PROBLEM: Where in the entries below does "Superdata" appear? Copy every line that has it.

LISTED RECORDS:
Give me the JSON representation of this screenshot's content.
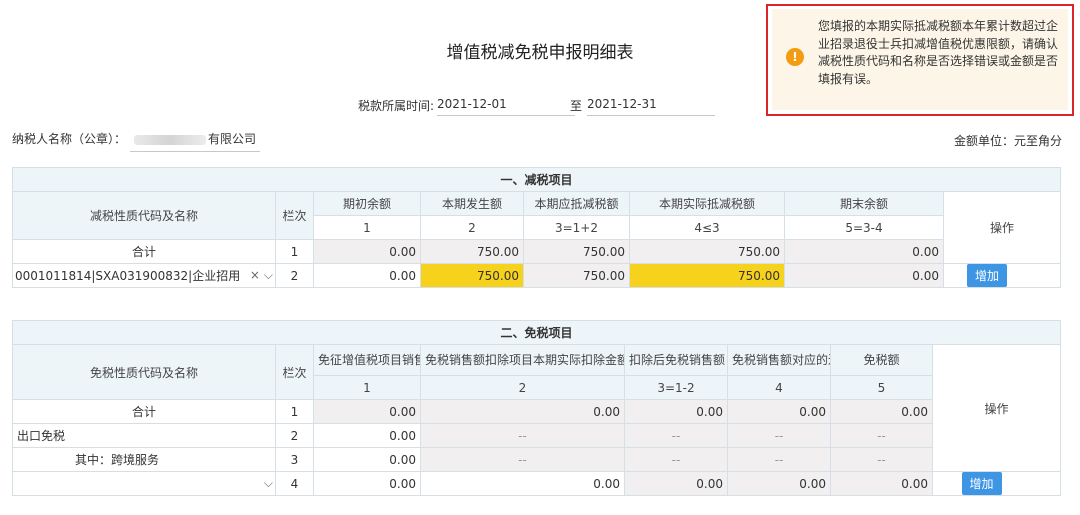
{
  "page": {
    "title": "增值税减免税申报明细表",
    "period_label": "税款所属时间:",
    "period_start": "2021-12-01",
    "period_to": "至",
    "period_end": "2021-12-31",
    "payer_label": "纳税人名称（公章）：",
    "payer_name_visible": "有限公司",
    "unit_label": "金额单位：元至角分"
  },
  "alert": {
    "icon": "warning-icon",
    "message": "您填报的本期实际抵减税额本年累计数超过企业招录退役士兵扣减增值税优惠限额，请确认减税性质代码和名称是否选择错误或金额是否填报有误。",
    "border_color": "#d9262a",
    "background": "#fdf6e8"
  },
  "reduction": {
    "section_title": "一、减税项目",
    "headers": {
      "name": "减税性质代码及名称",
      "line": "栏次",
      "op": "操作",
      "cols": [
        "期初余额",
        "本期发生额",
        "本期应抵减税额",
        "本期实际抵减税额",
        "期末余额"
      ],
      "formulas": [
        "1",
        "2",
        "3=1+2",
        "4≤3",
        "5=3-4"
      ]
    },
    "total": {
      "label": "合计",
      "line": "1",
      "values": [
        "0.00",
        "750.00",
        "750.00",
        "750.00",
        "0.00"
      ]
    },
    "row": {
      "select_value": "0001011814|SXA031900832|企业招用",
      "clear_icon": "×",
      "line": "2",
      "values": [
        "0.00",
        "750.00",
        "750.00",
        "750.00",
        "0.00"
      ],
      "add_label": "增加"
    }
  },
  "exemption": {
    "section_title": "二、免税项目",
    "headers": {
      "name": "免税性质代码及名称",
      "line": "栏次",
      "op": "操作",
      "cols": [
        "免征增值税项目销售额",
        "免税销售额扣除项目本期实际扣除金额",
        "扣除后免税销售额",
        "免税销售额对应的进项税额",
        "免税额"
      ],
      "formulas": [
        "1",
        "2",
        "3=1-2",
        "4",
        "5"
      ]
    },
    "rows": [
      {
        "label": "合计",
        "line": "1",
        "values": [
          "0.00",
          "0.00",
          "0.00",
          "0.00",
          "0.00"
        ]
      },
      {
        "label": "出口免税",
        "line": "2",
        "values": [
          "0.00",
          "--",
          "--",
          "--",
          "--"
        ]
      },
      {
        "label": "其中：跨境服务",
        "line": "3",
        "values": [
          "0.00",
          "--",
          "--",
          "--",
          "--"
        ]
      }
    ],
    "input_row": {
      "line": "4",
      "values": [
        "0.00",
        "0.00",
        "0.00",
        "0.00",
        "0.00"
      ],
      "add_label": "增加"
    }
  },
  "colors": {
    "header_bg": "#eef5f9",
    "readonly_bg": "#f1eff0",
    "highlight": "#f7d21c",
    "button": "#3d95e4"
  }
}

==

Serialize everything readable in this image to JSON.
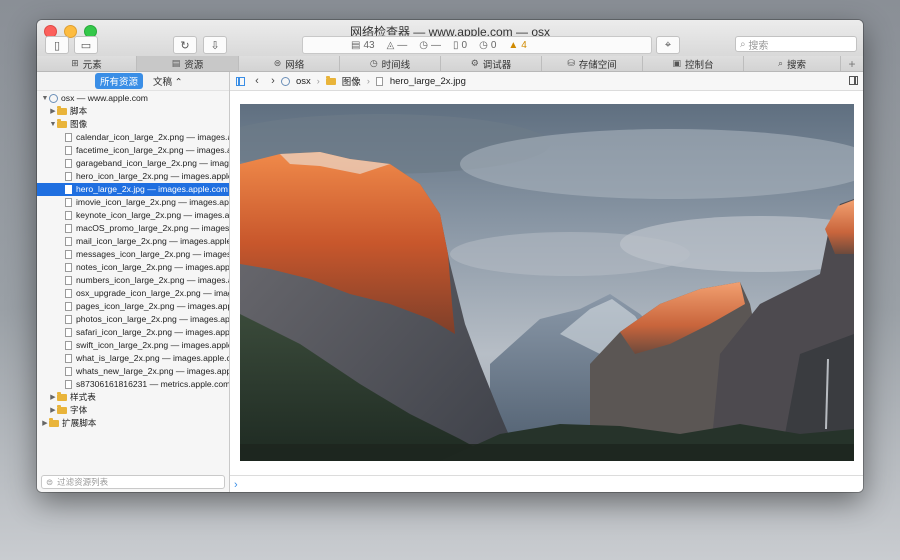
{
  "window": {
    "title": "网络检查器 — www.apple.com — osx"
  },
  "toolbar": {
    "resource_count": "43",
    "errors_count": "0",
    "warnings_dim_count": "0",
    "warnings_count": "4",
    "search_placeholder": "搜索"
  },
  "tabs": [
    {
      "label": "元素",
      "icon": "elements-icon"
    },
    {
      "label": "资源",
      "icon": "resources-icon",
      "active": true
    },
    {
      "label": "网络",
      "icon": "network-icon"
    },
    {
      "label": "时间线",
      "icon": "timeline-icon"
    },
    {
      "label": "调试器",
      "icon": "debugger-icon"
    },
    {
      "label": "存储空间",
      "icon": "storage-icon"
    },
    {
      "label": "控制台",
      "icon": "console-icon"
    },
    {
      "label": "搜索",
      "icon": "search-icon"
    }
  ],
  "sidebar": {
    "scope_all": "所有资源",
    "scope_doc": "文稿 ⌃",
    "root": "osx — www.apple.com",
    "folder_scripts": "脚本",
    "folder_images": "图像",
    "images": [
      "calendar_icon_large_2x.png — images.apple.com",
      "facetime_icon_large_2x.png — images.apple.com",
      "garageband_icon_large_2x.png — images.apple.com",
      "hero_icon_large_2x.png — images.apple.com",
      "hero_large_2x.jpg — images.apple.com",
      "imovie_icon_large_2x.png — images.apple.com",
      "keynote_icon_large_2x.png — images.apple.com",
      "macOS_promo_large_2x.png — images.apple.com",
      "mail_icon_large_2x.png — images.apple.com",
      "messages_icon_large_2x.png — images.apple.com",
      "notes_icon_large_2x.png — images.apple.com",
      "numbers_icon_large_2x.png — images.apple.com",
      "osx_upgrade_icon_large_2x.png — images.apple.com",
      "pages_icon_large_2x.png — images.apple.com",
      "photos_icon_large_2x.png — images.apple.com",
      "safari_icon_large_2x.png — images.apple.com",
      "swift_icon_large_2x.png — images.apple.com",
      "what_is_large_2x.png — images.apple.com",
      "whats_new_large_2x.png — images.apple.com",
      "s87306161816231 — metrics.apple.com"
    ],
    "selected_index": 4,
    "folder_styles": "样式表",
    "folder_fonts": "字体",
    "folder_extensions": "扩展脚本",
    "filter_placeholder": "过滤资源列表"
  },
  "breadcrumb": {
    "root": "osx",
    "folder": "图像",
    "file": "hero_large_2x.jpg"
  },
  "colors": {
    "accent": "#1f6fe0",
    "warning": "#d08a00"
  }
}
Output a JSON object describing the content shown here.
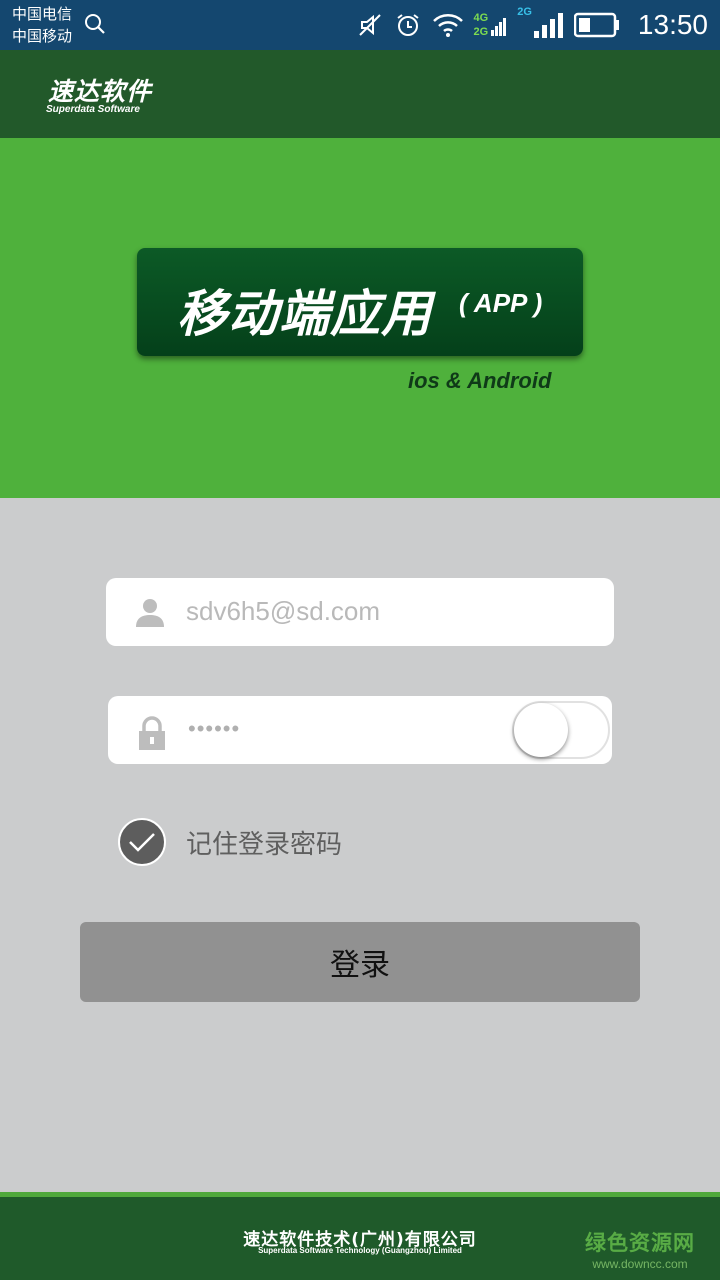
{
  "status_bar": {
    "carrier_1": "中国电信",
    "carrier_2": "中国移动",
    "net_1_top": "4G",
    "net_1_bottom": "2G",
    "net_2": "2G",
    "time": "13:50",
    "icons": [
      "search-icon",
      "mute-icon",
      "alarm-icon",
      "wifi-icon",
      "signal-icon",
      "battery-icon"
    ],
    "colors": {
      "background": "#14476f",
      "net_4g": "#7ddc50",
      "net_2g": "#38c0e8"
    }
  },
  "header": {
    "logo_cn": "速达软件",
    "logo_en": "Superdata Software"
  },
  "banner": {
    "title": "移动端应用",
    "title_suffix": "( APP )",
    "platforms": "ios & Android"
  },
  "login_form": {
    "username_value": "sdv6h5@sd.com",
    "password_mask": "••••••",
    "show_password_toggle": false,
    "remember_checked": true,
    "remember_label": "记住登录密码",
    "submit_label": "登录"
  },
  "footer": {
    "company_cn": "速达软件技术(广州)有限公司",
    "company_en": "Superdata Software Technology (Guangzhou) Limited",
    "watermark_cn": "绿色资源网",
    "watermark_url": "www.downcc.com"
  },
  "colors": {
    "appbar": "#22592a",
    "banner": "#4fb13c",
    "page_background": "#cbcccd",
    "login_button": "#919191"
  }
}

ANSWER FOR THIS EXERCISE:
    "logo_en": "Superdata Software"
    "company_en": "Superdata Software Technology (Guangzhou) Limited",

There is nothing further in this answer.